  1. https://www.parliament.nz/media/3151/parliamentary-salaries-and-allowances-determination-2016.pdf
  2. "Ministerial Portfolio: Foreign Affairs". The Department of the Prime Minister and Cabinet. Retrieved 29 December 2017.
  3. "External Affairs Bill", in New Zealand Parliamentary Debates, Vol. 185 (3 October5 November 1919), p.337.
  4. Malcolm Templeton, An Eye, an Ear, and a Voice: 50 years in New Zealand's External Relations, 1943-1993, p.1.
  5. 1 2 Malcolm Templeton, ed., An Eye, An Ear, And a Voice, pp.1-2.

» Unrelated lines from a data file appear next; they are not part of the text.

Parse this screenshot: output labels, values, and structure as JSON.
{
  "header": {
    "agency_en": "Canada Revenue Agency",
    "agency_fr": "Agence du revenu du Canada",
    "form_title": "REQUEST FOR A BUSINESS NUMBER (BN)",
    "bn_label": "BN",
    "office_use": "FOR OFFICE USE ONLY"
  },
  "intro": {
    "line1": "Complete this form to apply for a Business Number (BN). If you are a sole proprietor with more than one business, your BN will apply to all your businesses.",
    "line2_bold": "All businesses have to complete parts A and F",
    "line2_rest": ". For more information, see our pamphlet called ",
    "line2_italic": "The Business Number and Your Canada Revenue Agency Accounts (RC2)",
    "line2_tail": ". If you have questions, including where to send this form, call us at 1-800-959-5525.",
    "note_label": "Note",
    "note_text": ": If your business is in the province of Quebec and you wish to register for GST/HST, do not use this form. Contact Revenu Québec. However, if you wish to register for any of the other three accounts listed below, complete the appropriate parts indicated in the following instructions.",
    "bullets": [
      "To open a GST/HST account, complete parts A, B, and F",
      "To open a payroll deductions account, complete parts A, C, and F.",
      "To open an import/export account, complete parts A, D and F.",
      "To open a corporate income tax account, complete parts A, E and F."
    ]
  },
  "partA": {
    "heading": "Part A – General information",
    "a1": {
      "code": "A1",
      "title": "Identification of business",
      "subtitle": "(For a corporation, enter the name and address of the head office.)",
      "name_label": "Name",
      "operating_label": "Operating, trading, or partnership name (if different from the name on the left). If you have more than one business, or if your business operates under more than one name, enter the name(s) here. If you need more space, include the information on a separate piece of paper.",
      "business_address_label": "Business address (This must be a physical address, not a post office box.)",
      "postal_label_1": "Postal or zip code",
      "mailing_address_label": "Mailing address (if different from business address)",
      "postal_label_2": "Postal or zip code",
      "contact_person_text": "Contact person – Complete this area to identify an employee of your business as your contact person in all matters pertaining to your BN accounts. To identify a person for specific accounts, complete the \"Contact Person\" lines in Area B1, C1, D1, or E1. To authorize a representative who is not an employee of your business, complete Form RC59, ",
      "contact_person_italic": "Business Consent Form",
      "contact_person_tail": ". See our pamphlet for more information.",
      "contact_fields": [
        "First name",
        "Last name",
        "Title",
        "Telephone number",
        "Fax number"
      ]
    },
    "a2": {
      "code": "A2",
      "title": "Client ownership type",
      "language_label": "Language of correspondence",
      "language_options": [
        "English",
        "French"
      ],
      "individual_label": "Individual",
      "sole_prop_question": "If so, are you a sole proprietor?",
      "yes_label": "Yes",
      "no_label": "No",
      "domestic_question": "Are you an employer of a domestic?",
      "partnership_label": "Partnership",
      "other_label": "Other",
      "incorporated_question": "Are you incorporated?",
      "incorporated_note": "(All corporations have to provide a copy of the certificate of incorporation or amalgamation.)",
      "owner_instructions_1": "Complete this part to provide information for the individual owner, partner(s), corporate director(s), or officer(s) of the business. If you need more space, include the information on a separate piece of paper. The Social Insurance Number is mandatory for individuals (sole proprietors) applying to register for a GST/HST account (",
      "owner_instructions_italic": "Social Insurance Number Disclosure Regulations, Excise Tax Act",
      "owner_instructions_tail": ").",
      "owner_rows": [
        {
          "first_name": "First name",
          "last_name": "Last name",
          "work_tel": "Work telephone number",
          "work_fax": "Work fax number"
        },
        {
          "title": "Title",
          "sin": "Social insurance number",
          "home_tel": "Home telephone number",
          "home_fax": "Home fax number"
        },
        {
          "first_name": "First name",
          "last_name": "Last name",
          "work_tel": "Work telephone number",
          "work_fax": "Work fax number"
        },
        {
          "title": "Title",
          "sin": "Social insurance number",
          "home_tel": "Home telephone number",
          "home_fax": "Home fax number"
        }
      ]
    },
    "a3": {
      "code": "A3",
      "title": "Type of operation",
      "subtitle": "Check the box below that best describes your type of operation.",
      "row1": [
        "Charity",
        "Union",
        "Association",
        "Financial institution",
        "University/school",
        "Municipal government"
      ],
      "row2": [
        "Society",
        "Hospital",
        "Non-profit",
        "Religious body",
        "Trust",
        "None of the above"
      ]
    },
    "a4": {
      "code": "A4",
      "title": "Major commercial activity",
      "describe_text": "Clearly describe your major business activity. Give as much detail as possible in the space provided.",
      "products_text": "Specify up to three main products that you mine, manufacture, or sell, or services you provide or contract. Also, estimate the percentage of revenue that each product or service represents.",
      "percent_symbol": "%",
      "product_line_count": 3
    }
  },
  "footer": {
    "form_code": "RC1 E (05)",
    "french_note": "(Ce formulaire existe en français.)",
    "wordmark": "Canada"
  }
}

  6. Alan Watt, "The Department of Foreign Affairs," in The Times Survey of Foreign Ministries of the World,Department of External Affairs (1921–70) ed. Zara Steiner (London: Times Books Limited, 1982), p.35; James Eary, "The Department of External Affairs," in The Times Survey of Foreign Ministries of the World, p.96.